[Date Prev][Date Next][Thread Prev][Thread Next][Date Index][Thread Index]
meaning of local define
Date: Thursday, 27 March 1986 15:40-EST
From: Jonathan A Rees <JAR at MC.LCS.MIT.EDU>
This can make a difference when a user tries to figure out whether
expressions like the following will return a well-defined result:
(define (foo x)
(define bar (1+ x))
(define baz (* bar bar))
(/ baz 6))
According to the documentation of DEFINE, this is equivalent to
(define (foo x)
(letrec ((bar (1+ x))
(baz (* bar bar)))
(/ baz 6)))
I'm not a big fan of local define's, but I think that if they are
implemented, they should have right-to-left semantics. I believe
local-DEFINE partisans will agree with this.
I (sort of) like local-DEFINE. If I understand correctly, you would
like to have them be evaluated sequentially because each appears,
syntactically, to be a side-effect. I feel funny about this, because
the example above is precisely the kind of thing that constantly
screws up beginning users in 6.001.
I'm used to thinking of local-DEFINE as a syntax for LETREC (which
takes less horizontal space!), and not having any dependence on order
of evaluation. And in fact I consider that very, very bad style.
The example above should be written using LET.
In fact, the only useful values in local-DEFINE or LETREC are
procedure definitions and delayed evaluations, because nothing else

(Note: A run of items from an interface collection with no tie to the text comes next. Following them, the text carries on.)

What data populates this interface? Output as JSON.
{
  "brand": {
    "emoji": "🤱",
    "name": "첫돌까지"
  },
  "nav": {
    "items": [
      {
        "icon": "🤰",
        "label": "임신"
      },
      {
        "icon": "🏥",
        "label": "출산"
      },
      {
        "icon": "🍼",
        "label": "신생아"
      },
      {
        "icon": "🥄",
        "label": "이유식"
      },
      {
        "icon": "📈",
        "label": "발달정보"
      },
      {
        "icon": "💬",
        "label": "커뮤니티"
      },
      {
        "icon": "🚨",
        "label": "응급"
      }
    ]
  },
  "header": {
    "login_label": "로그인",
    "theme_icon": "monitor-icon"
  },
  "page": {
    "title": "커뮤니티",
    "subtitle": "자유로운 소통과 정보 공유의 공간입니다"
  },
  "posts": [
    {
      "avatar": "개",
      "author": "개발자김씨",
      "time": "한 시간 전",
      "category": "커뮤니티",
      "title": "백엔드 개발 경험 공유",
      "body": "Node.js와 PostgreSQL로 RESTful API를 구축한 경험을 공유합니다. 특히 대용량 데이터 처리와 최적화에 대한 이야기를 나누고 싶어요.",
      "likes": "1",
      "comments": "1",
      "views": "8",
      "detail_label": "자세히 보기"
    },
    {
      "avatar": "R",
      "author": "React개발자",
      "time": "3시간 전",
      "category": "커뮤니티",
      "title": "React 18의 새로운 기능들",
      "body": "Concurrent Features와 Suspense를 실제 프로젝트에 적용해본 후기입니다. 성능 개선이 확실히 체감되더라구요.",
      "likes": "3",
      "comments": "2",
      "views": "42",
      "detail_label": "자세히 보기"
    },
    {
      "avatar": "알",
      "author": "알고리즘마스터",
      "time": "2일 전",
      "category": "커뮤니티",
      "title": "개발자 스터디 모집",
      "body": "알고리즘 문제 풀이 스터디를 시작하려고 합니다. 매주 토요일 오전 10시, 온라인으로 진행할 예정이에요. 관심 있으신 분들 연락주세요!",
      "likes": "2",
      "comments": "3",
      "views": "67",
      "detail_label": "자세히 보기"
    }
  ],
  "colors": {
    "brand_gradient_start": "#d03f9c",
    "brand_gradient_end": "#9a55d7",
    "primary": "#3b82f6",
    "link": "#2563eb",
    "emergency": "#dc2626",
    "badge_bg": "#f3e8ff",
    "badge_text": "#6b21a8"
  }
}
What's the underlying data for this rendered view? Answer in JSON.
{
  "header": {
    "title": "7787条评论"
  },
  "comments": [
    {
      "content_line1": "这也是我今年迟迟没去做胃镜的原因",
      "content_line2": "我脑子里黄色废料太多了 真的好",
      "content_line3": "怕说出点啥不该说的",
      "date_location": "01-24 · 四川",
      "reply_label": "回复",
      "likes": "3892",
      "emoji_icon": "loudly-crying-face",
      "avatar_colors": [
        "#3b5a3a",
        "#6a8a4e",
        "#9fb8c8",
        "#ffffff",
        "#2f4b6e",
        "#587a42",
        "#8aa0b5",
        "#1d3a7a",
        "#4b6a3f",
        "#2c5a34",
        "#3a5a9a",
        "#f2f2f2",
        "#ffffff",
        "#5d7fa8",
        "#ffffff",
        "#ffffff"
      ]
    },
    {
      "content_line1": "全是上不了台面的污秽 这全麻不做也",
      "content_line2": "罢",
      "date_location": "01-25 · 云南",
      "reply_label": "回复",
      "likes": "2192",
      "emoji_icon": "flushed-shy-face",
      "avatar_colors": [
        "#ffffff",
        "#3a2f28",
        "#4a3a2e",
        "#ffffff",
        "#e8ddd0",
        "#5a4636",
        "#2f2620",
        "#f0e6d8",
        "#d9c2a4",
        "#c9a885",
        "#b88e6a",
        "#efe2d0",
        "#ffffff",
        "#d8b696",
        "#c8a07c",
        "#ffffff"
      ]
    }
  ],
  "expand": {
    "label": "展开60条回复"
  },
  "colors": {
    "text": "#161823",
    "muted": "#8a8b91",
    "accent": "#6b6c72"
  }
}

can need the mutual recursion -- every other kind of expression can
always be written using LET.
Anyway, to get to the point: as I recall, local-DEFINE was included in
the standard only because of S&ICP. I would favor leaving the current
description of its semantics, perhaps with a prominent note to that
effect, and recommending LETREC for new code.
I should probably learn to use LETREC instead, but I fear I'm too
attached to DEFINE by now.